Every word in the data below belongs in your copy, exactly as given; the pictures do not.

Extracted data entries
------------------------------------------------------------------------

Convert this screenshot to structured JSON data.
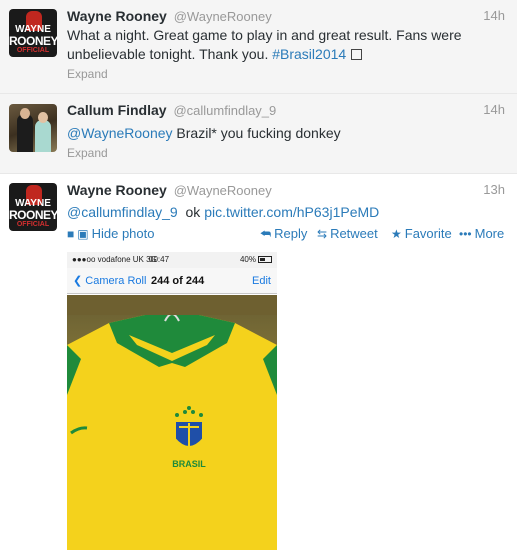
{
  "tweets": [
    {
      "name": "Wayne Rooney",
      "handle": "@WayneRooney",
      "time": "14h",
      "text_plain": "What a night. Great game to play in and great result. Fans were unbelievable tonight. Thank you. ",
      "hashtag": "#Brasil2014",
      "expand": "Expand",
      "avatar_text": {
        "line1": "WAYNE",
        "line2": "ROONEY",
        "line3": "OFFICIAL"
      }
    },
    {
      "name": "Callum Findlay",
      "handle": "@callumfindlay_9",
      "time": "14h",
      "mention": "@WayneRooney",
      "text_plain": " Brazil* you fucking donkey",
      "expand": "Expand"
    },
    {
      "name": "Wayne Rooney",
      "handle": "@WayneRooney",
      "time": "13h",
      "mention": "@callumfindlay_9",
      "text_plain": "  ok ",
      "pic_link": "pic.twitter.com/hP63j1PeMD",
      "avatar_text": {
        "line1": "WAYNE",
        "line2": "ROONEY",
        "line3": "OFFICIAL"
      },
      "actions": {
        "hide_photo": "Hide photo",
        "reply": "Reply",
        "retweet": "Retweet",
        "favorite": "Favorite",
        "more": "More"
      },
      "photo": {
        "carrier": "●●●oo vodafone UK  3G",
        "clock": "00:47",
        "battery": "40%",
        "back_label": "Camera Roll",
        "count": "244 of 244",
        "edit_label": "Edit",
        "shirt_text": "BRASIL"
      }
    }
  ],
  "colors": {
    "link": "#2b7bb9",
    "shirt_yellow": "#f4d21c",
    "shirt_green": "#1f8a3b"
  }
}
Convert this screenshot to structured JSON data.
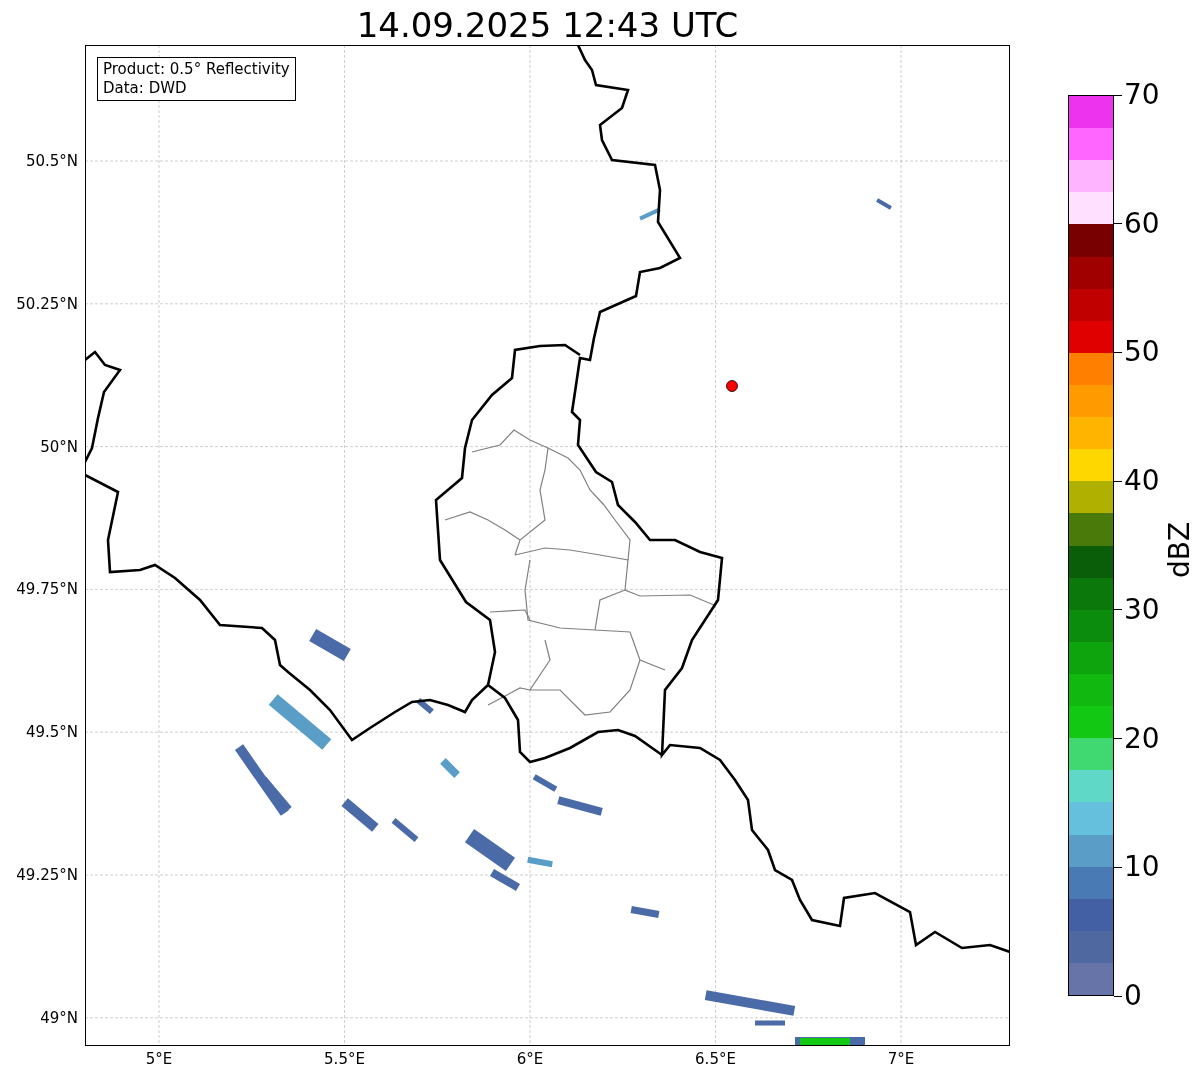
{
  "title": "14.09.2025 12:43 UTC",
  "info_box": {
    "lines": [
      "Product: 0.5° Reflectivity",
      "Data: DWD"
    ]
  },
  "lat_ticks": [
    "50.5°N",
    "50.25°N",
    "50°N",
    "49.75°N",
    "49.5°N",
    "49.25°N",
    "49°N"
  ],
  "lon_ticks": [
    "5°E",
    "5.5°E",
    "6°E",
    "6.5°E",
    "7°E"
  ],
  "colorbar": {
    "label": "dBZ",
    "ticks": [
      "70",
      "60",
      "50",
      "40",
      "30",
      "20",
      "10",
      "0"
    ],
    "bins": [
      {
        "color": "#ee33ee"
      },
      {
        "color": "#ff66ff"
      },
      {
        "color": "#ffb4ff"
      },
      {
        "color": "#ffe0ff"
      },
      {
        "color": "#780000"
      },
      {
        "color": "#a00000"
      },
      {
        "color": "#c00000"
      },
      {
        "color": "#e00000"
      },
      {
        "color": "#ff7f00"
      },
      {
        "color": "#ff9a00"
      },
      {
        "color": "#ffb400"
      },
      {
        "color": "#ffd700"
      },
      {
        "color": "#b0b000"
      },
      {
        "color": "#4a7a0a"
      },
      {
        "color": "#0a5e0a"
      },
      {
        "color": "#0a780a"
      },
      {
        "color": "#0c8c0c"
      },
      {
        "color": "#0ea40e"
      },
      {
        "color": "#10b810"
      },
      {
        "color": "#12c812"
      },
      {
        "color": "#40d870"
      },
      {
        "color": "#60d8c8"
      },
      {
        "color": "#64c0dc"
      },
      {
        "color": "#5a9ec8"
      },
      {
        "color": "#4a7ab4"
      },
      {
        "color": "#4460a4"
      },
      {
        "color": "#5068a0"
      },
      {
        "color": "#6674a8"
      }
    ]
  }
}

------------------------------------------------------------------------

◆ Written answer ◆
Convert this screenshot to structured JSON data.
{
  "tweets": [
    {
      "name": "Wayne Rooney",
      "handle": "@WayneRooney",
      "time": "14h",
      "text_plain": "What a night. Great game to play in and great result. Fans were unbelievable tonight. Thank you. ",
      "hashtag": "#Brasil2014",
      "expand": "Expand",
      "avatar_text": {
        "line1": "WAYNE",
        "line2": "ROONEY",
        "line3": "OFFICIAL"
      }
    },
    {
      "name": "Callum Findlay",
      "handle": "@callumfindlay_9",
      "time": "14h",
      "mention": "@WayneRooney",
      "text_plain": " Brazil* you fucking donkey",
      "expand": "Expand"
    },
    {
      "name": "Wayne Rooney",
      "handle": "@WayneRooney",
      "time": "13h",
      "mention": "@callumfindlay_9",
      "text_plain": "  ok ",
      "pic_link": "pic.twitter.com/hP63j1PeMD",
      "avatar_text": {
        "line1": "WAYNE",
        "line2": "ROONEY",
        "line3": "OFFICIAL"
      },
      "actions": {
        "hide_photo": "Hide photo",
        "reply": "Reply",
        "retweet": "Retweet",
        "favorite": "Favorite",
        "more": "More"
      },
      "photo": {
        "carrier": "●●●oo vodafone UK  3G",
        "clock": "00:47",
        "battery": "40%",
        "back_label": "Camera Roll",
        "count": "244 of 244",
        "edit_label": "Edit",
        "shirt_text": "BRASIL"
      }
    }
  ],
  "colors": {
    "link": "#2b7bb9",
    "shirt_yellow": "#f4d21c",
    "shirt_green": "#1f8a3b"
  }
}
Convert this screenshot to structured JSON data.
{
  "title": "14.09.2025 12:43 UTC",
  "info_box": {
    "lines": [
      "Product: 0.5° Reflectivity",
      "Data: DWD"
    ]
  },
  "lat_ticks": [
    "50.5°N",
    "50.25°N",
    "50°N",
    "49.75°N",
    "49.5°N",
    "49.25°N",
    "49°N"
  ],
  "lon_ticks": [
    "5°E",
    "5.5°E",
    "6°E",
    "6.5°E",
    "7°E"
  ],
  "colorbar": {
    "label": "dBZ",
    "ticks": [
      "70",
      "60",
      "50",
      "40",
      "30",
      "20",
      "10",
      "0"
    ],
    "bins": [
      {
        "color": "#ee33ee"
      },
      {
        "color": "#ff66ff"
      },
      {
        "color": "#ffb4ff"
      },
      {
        "color": "#ffe0ff"
      },
      {
        "color": "#780000"
      },
      {
        "color": "#a00000"
      },
      {
        "color": "#c00000"
      },
      {
        "color": "#e00000"
      },
      {
        "color": "#ff7f00"
      },
      {
        "color": "#ff9a00"
      },
      {
        "color": "#ffb400"
      },
      {
        "color": "#ffd700"
      },
      {
        "color": "#b0b000"
      },
      {
        "color": "#4a7a0a"
      },
      {
        "color": "#0a5e0a"
      },
      {
        "color": "#0a780a"
      },
      {
        "color": "#0c8c0c"
      },
      {
        "color": "#0ea40e"
      },
      {
        "color": "#10b810"
      },
      {
        "color": "#12c812"
      },
      {
        "color": "#40d870"
      },
      {
        "color": "#60d8c8"
      },
      {
        "color": "#64c0dc"
      },
      {
        "color": "#5a9ec8"
      },
      {
        "color": "#4a7ab4"
      },
      {
        "color": "#4460a4"
      },
      {
        "color": "#5068a0"
      },
      {
        "color": "#6674a8"
      }
    ]
  }
}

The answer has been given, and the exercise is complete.